DESCRIPTION OF THE TASK - Could the entries below be reproduced exactly, with the images removed?

· · ·

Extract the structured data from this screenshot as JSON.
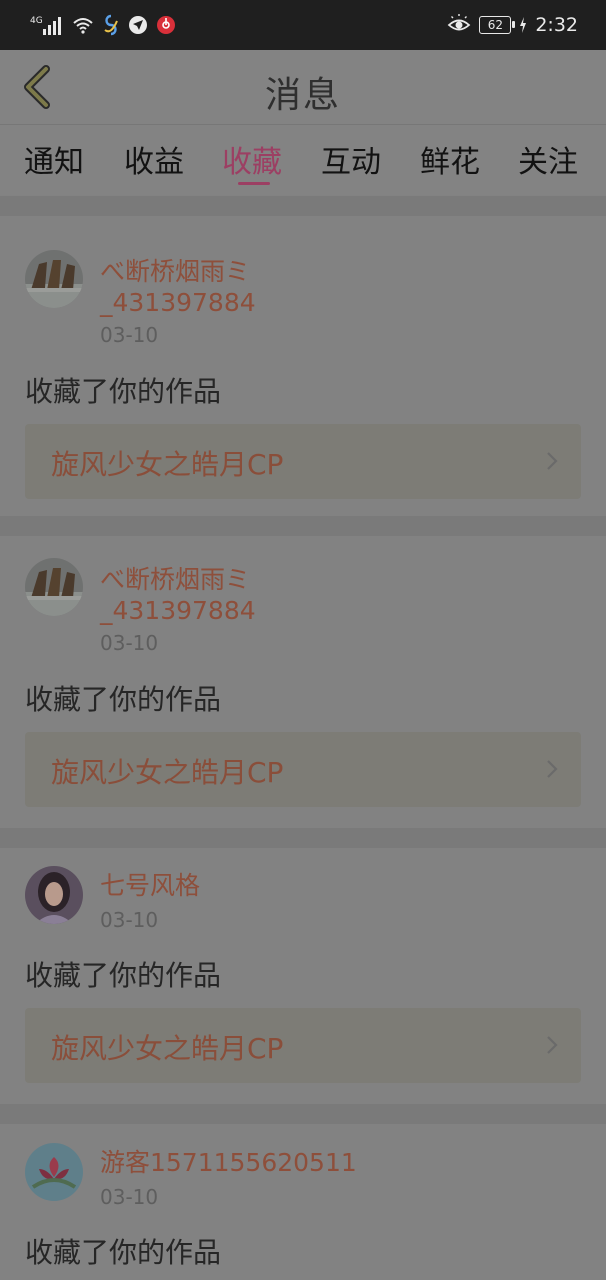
{
  "status_bar": {
    "network": "4G",
    "battery": "62",
    "time": "2:32"
  },
  "header": {
    "title": "消息"
  },
  "tabs": [
    {
      "label": "通知",
      "active": false
    },
    {
      "label": "收益",
      "active": false
    },
    {
      "label": "收藏",
      "active": true
    },
    {
      "label": "互动",
      "active": false
    },
    {
      "label": "鲜花",
      "active": false
    },
    {
      "label": "关注",
      "active": false
    }
  ],
  "messages": [
    {
      "user_line1": "べ断桥烟雨ミ",
      "user_line2": "_431397884",
      "date": "03-10",
      "action": "收藏了你的作品",
      "work": "旋风少女之皓月CP"
    },
    {
      "user_line1": "べ断桥烟雨ミ",
      "user_line2": "_431397884",
      "date": "03-10",
      "action": "收藏了你的作品",
      "work": "旋风少女之皓月CP"
    },
    {
      "user_line1": "七号风格",
      "date": "03-10",
      "action": "收藏了你的作品",
      "work": "旋风少女之皓月CP"
    },
    {
      "user_line1": "游客1571155620511",
      "date": "03-10",
      "action": "收藏了你的作品"
    }
  ],
  "colors": {
    "accent": "#9c3f63",
    "username": "#8e4f3b",
    "overlay_bg": "#828282"
  }
}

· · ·

SOLUTION FOR THIS PROBLEM -
Extract the structured data from this screenshot as JSON.
{
  "status_bar": {
    "network": "4G",
    "battery": "62",
    "time": "2:32"
  },
  "header": {
    "title": "消息"
  },
  "tabs": [
    {
      "label": "通知",
      "active": false
    },
    {
      "label": "收益",
      "active": false
    },
    {
      "label": "收藏",
      "active": true
    },
    {
      "label": "互动",
      "active": false
    },
    {
      "label": "鲜花",
      "active": false
    },
    {
      "label": "关注",
      "active": false
    }
  ],
  "messages": [
    {
      "user_line1": "べ断桥烟雨ミ",
      "user_line2": "_431397884",
      "date": "03-10",
      "action": "收藏了你的作品",
      "work": "旋风少女之皓月CP"
    },
    {
      "user_line1": "べ断桥烟雨ミ",
      "user_line2": "_431397884",
      "date": "03-10",
      "action": "收藏了你的作品",
      "work": "旋风少女之皓月CP"
    },
    {
      "user_line1": "七号风格",
      "date": "03-10",
      "action": "收藏了你的作品",
      "work": "旋风少女之皓月CP"
    },
    {
      "user_line1": "游客1571155620511",
      "date": "03-10",
      "action": "收藏了你的作品"
    }
  ],
  "colors": {
    "accent": "#9c3f63",
    "username": "#8e4f3b",
    "overlay_bg": "#828282"
  }
}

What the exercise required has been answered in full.